LECTURE 4.1: In this lecture we shall learn about:
Exponential Smoothing for Trended Data
Exponential Smoothing for Seasonal Data
Exponential Smoothing for Trended & Seasonal Data
Regression Techniques
1) HOLTS MODEL F
Lecture 13: Intro to Network Modeling
To motivate the use of modeling
To recognize modeling opportunities
To understand the complexity in terms of
variables and data required
To understand the importance of sensitivity
analysis
To be aware of modelin
1) Profit Maximization Problem
i) Decision Variables
Let Sij= the number of units shipped from Plant I to Customer j
i= A, B, C
j= 1,5
ii) Objective Function
MAX 9SA1 + 3SA2 + 4SA3 + 7SA4 + 5SA5 +11SB1 + 4SB2 + 5SB3 + 8SB4 + 6SB5 +12SC1 + 8SC2 + 7SC3 + 9S
Formulate the following problems as Mathematical Programs (assuming linear). Show
both the full mathematical formulation and the Tableau form, formulate the program in
Excel and use Solver to solve the problem.
Plants
1. BioFuel systems has manufacturing
Lecture Notes: Lecture 9 Advanced Topics in Inventory
Management
LECTURE 9.3: MANAGING UNCERTAINTY In this lecture we shall learn:
Learn about managing uncertainty
Using aggregation strategies such as: Centralization, Component Commonality, and
Postpone
Lecture Notes: Lecture 9 Advanced Topics in Inventory
Management
LECTURE 9.2: DRP In this lecture we shall learn:
! Learn about managing multiechelon inventory
" How to construct and implement a distribution resource plan (DRP)
1) A MULTIECHELON INVENTO
Lecture Notes: Lecture 9 Advanced Topics in Inventory
Management
LECTURE 9.1: INVENTORY MODELS In this lecture we shall:
Review some basic inventory principals
Learn to set policies for managing single item inventory in the presence of variable
demand a
Lecture 2 Introduction to Forecasting
Lets start by exploring why we need to forecast and then examine a taxonomy or c lassification
of forecasting procedures.
1) FORECASTING DEFINED
the prediction, projection or
e stimation of the occurrences of uncertai
Lecture 5: Forecasting in
Practice
Learning from Steve Robeano s Article on Ross
So you have a forecast. Now what?
1
Learning from Ross Labs
2
What Can We Do to Diminish Our
Dependence on Forecasts?
3
What Do You Do with a
Forecast?
Forecasting is half
Appendix
KMedian Problems
Lecture 10
1. Enumeration method for solving the 2 Median Problem
3000 2000 4000 1000 100
A
B
C
D
E
AB
AC
AD
AE
BC
BD
BE
CD
CE
DE
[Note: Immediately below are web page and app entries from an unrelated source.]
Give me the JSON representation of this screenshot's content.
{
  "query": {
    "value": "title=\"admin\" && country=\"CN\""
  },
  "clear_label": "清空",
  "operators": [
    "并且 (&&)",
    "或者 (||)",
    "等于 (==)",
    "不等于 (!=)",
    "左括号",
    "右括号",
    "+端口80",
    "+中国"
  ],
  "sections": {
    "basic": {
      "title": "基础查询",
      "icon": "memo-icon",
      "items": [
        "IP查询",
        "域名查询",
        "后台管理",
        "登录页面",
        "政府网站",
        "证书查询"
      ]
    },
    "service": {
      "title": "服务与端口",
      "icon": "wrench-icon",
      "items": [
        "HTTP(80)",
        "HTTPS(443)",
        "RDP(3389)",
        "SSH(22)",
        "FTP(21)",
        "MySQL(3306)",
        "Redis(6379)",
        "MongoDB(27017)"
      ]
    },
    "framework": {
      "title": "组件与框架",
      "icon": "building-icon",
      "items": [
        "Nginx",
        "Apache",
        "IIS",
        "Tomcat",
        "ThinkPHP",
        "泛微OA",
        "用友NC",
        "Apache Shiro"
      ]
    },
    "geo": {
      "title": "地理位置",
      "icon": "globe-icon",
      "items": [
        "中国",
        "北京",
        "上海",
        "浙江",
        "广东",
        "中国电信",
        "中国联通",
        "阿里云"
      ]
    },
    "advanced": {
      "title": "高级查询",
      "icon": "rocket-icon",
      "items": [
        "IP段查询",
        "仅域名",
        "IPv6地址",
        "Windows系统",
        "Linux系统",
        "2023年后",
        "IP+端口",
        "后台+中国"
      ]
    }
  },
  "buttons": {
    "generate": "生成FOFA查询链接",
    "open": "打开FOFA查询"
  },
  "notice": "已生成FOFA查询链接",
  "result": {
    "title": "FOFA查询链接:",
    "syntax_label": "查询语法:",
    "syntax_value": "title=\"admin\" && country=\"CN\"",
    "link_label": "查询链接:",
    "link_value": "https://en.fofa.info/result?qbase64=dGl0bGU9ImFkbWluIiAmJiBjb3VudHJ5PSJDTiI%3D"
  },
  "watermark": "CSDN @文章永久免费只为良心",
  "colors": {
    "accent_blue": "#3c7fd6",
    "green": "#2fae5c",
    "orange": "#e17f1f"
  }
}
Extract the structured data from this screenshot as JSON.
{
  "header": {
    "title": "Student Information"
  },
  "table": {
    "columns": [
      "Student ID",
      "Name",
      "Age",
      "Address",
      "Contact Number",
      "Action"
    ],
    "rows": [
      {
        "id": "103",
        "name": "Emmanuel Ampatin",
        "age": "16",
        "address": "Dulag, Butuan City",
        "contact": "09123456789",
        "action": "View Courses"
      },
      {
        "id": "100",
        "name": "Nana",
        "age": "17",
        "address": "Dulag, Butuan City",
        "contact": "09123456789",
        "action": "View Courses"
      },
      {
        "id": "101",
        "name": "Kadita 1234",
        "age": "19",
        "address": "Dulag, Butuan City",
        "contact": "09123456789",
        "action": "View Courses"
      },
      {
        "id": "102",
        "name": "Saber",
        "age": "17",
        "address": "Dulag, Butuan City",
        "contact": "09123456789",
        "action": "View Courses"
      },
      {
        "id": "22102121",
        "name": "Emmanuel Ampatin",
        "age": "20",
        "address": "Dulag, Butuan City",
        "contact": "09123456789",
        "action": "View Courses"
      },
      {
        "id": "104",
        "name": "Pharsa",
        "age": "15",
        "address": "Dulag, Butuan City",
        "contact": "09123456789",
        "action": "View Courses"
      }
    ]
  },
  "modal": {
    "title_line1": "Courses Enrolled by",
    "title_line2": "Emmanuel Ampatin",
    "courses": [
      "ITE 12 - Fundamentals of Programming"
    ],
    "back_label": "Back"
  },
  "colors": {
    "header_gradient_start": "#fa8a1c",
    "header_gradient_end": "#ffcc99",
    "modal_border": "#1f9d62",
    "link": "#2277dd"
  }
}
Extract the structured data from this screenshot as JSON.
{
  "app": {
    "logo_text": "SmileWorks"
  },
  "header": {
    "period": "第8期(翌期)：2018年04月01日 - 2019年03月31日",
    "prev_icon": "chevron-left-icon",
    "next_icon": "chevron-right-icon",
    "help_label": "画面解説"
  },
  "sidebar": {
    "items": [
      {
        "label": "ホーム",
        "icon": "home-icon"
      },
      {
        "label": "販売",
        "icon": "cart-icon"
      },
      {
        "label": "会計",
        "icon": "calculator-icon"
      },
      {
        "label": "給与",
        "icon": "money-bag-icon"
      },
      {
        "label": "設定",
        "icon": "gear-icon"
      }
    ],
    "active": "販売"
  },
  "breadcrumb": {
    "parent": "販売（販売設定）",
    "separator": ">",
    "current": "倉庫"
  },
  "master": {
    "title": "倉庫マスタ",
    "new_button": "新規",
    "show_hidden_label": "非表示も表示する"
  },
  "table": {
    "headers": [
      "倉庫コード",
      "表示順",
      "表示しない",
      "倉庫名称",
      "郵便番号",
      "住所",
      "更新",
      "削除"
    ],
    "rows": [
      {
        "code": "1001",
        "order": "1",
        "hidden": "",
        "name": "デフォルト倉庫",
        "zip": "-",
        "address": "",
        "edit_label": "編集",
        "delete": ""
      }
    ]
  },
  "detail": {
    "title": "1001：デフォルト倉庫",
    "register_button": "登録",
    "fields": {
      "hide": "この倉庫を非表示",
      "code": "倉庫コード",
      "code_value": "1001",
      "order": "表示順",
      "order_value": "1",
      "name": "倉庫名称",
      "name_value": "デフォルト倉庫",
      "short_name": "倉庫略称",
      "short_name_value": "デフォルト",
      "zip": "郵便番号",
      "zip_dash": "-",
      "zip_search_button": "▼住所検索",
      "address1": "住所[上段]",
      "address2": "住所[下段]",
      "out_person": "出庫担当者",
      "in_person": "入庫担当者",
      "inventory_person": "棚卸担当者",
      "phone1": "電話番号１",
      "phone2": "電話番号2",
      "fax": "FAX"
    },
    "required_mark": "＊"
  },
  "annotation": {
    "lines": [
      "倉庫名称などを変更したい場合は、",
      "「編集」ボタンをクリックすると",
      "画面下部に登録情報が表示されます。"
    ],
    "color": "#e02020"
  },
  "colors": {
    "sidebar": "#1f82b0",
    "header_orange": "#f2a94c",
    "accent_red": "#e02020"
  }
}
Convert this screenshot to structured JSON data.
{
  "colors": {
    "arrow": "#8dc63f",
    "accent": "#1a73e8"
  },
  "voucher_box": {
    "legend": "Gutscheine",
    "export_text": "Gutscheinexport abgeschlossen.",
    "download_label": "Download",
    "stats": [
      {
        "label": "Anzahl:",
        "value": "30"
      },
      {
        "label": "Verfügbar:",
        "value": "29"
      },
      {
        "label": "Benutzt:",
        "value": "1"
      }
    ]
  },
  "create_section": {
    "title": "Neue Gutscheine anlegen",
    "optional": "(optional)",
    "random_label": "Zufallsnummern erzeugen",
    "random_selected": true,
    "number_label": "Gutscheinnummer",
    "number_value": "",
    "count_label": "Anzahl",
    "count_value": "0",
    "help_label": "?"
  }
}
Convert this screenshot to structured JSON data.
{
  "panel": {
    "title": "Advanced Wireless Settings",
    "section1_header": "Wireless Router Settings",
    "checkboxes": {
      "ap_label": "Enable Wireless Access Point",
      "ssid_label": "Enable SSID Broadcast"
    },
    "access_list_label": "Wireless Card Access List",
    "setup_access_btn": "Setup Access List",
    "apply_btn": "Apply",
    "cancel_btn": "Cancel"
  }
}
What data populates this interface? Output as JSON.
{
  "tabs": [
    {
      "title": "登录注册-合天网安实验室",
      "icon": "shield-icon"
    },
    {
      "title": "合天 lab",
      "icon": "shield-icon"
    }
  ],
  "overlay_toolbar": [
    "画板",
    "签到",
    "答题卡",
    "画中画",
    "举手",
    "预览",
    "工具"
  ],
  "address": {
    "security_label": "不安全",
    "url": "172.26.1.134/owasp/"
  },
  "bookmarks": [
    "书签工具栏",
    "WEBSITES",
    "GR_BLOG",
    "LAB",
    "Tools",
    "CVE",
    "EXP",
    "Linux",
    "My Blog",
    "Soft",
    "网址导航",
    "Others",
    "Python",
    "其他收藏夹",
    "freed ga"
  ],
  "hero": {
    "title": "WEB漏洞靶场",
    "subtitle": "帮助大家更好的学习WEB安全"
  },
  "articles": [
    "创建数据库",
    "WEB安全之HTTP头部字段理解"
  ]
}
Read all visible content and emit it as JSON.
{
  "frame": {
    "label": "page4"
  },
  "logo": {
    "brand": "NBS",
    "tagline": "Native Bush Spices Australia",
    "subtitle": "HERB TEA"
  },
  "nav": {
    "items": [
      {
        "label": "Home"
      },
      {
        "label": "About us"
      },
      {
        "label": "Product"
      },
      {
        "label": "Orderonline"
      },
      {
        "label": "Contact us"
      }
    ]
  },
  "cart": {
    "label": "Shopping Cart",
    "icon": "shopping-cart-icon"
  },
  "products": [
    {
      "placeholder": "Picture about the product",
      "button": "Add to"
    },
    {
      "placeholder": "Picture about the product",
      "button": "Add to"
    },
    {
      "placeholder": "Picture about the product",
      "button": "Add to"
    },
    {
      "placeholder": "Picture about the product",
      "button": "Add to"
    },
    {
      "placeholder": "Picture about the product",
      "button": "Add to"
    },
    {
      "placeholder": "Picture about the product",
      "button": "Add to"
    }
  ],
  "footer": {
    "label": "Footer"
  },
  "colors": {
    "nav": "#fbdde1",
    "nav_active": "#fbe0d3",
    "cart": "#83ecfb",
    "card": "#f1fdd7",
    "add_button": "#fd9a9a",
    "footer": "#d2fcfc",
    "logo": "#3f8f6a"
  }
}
2
4
1

1

2
2

1
2

2

1
3
4

1


2
1
1

2

1
1

2
4

3
2


3
2
1

2

2
1
2

Total Cost Annual Holding Cost Annual Ordering Cost
Q
D
H
S
2
Q
where
Q Order quantity in units
H Holding (carrying) cost per unit
D Demand, usually in unit per year
S Ordering cost
Order cost Total carrying costs to end of period T
T
Daily order cost =